#### INPUT FOR THIS TASK
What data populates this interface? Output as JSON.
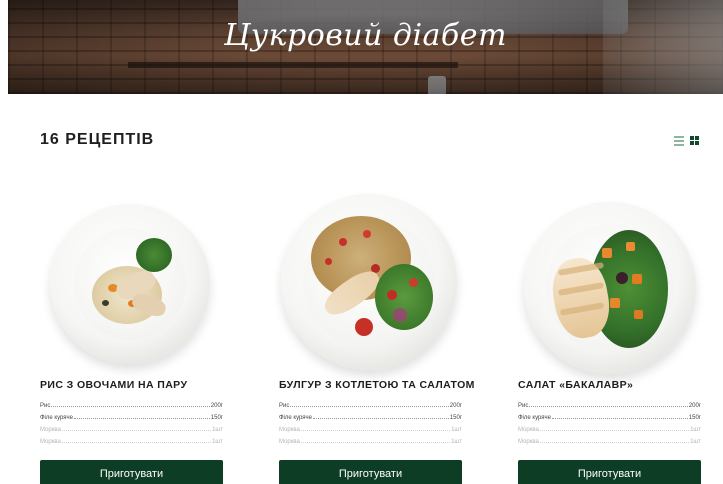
{
  "hero": {
    "title": "Цукровий діабет"
  },
  "listing": {
    "count_title": "16 РЕЦЕПТІВ",
    "view_modes": [
      "list",
      "grid"
    ],
    "active_view": "grid"
  },
  "colors": {
    "accent": "#0d3d24",
    "toggle_inactive": "#8fb59e"
  },
  "recipes": [
    {
      "title": "РИС З ОВОЧАМИ НА ПАРУ",
      "ingredients": [
        {
          "name": "Рис",
          "qty": "200г"
        },
        {
          "name": "Філе куряче",
          "qty": "150г"
        },
        {
          "name": "Морква",
          "qty": "1шт"
        },
        {
          "name": "Морква",
          "qty": "1шт"
        }
      ],
      "button": "Приготувати"
    },
    {
      "title": "БУЛГУР З КОТЛЕТОЮ ТА САЛАТОМ",
      "ingredients": [
        {
          "name": "Рис",
          "qty": "200г"
        },
        {
          "name": "Філе куряче",
          "qty": "150г"
        },
        {
          "name": "Морква",
          "qty": "1шт"
        },
        {
          "name": "Морква",
          "qty": "1шт"
        }
      ],
      "button": "Приготувати"
    },
    {
      "title": "САЛАТ «БАКАЛАВР»",
      "ingredients": [
        {
          "name": "Рис",
          "qty": "200г"
        },
        {
          "name": "Філе куряче",
          "qty": "150г"
        },
        {
          "name": "Морква",
          "qty": "1шт"
        },
        {
          "name": "Морква",
          "qty": "1шт"
        }
      ],
      "button": "Приготувати"
    }
  ]
}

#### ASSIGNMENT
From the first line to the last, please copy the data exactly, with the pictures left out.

#### ANSWER TO THIS PROBLEM
What data populates this interface? Output as JSON.
{
  "hero": {
    "title": "Цукровий діабет"
  },
  "listing": {
    "count_title": "16 РЕЦЕПТІВ",
    "view_modes": [
      "list",
      "grid"
    ],
    "active_view": "grid"
  },
  "colors": {
    "accent": "#0d3d24",
    "toggle_inactive": "#8fb59e"
  },
  "recipes": [
    {
      "title": "РИС З ОВОЧАМИ НА ПАРУ",
      "ingredients": [
        {
          "name": "Рис",
          "qty": "200г"
        },
        {
          "name": "Філе куряче",
          "qty": "150г"
        },
        {
          "name": "Морква",
          "qty": "1шт"
        },
        {
          "name": "Морква",
          "qty": "1шт"
        }
      ],
      "button": "Приготувати"
    },
    {
      "title": "БУЛГУР З КОТЛЕТОЮ ТА САЛАТОМ",
      "ingredients": [
        {
          "name": "Рис",
          "qty": "200г"
        },
        {
          "name": "Філе куряче",
          "qty": "150г"
        },
        {
          "name": "Морква",
          "qty": "1шт"
        },
        {
          "name": "Морква",
          "qty": "1шт"
        }
      ],
      "button": "Приготувати"
    },
    {
      "title": "САЛАТ «БАКАЛАВР»",
      "ingredients": [
        {
          "name": "Рис",
          "qty": "200г"
        },
        {
          "name": "Філе куряче",
          "qty": "150г"
        },
        {
          "name": "Морква",
          "qty": "1шт"
        },
        {
          "name": "Морква",
          "qty": "1шт"
        }
      ],
      "button": "Приготувати"
    }
  ]
}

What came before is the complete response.